**EXERCISE:** Please return every line of the records that contains the word "Settings".

*** Opening RECORDS FOR THIS TASK ***

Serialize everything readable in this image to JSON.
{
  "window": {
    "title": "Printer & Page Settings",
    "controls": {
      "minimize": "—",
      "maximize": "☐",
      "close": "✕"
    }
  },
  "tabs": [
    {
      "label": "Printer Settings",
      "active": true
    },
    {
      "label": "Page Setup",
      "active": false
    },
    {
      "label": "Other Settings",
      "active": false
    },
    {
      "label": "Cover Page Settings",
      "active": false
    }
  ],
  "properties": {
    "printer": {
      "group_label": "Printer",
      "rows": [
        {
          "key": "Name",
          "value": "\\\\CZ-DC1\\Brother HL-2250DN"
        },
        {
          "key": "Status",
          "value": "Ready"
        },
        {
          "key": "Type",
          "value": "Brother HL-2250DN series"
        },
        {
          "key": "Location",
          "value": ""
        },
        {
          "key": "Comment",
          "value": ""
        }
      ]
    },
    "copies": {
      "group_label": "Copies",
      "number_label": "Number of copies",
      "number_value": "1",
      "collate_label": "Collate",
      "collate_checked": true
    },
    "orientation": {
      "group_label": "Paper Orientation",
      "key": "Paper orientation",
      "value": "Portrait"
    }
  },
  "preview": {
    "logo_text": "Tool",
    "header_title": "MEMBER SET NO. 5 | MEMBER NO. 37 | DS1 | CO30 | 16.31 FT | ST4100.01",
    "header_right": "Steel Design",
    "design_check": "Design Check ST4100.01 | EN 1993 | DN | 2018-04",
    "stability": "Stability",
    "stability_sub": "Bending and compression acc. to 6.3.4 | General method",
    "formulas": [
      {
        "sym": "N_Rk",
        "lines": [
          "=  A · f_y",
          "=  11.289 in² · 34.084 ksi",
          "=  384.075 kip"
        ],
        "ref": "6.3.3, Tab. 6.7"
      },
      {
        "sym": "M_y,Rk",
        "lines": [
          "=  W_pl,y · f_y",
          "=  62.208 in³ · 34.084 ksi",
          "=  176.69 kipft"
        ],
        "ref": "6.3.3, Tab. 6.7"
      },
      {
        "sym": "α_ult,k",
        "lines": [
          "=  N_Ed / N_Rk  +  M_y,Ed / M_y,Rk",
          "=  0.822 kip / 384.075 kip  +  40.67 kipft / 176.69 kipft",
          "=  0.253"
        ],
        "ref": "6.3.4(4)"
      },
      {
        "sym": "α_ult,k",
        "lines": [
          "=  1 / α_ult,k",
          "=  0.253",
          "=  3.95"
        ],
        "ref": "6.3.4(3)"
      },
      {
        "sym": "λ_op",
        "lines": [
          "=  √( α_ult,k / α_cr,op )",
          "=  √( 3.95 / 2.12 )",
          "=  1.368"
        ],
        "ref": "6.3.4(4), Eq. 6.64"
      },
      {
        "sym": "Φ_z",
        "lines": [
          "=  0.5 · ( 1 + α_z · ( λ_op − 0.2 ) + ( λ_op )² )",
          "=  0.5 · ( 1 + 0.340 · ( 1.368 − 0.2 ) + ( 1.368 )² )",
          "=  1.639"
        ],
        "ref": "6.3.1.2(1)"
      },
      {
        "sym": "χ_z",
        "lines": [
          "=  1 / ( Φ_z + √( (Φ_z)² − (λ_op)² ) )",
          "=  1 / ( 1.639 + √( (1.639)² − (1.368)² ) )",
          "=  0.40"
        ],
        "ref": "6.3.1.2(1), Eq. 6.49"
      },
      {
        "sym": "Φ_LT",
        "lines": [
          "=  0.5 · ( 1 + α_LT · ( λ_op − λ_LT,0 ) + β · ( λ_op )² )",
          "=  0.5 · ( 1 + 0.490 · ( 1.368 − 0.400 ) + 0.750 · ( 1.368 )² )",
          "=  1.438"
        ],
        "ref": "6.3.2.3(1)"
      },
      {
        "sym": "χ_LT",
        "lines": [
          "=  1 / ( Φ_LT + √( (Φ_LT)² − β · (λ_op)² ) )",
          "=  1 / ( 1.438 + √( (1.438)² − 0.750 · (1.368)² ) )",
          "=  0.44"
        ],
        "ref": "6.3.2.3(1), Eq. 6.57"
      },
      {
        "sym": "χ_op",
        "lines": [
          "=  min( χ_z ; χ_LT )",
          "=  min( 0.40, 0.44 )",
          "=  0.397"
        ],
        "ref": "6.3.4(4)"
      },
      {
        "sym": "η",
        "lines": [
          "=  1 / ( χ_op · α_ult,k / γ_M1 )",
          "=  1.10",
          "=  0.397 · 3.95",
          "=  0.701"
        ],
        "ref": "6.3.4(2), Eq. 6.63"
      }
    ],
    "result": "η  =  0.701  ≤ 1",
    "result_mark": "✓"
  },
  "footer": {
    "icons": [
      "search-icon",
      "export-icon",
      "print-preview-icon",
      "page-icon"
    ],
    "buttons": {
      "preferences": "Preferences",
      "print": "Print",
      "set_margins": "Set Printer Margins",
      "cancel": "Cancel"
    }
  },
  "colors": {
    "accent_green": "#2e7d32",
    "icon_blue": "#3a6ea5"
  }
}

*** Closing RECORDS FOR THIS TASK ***

**TASK OUTPUT:**
    "title": "Printer & Page Settings",
      "label": "Printer Settings",
      "label": "Other Settings",
      "label": "Cover Page Settings",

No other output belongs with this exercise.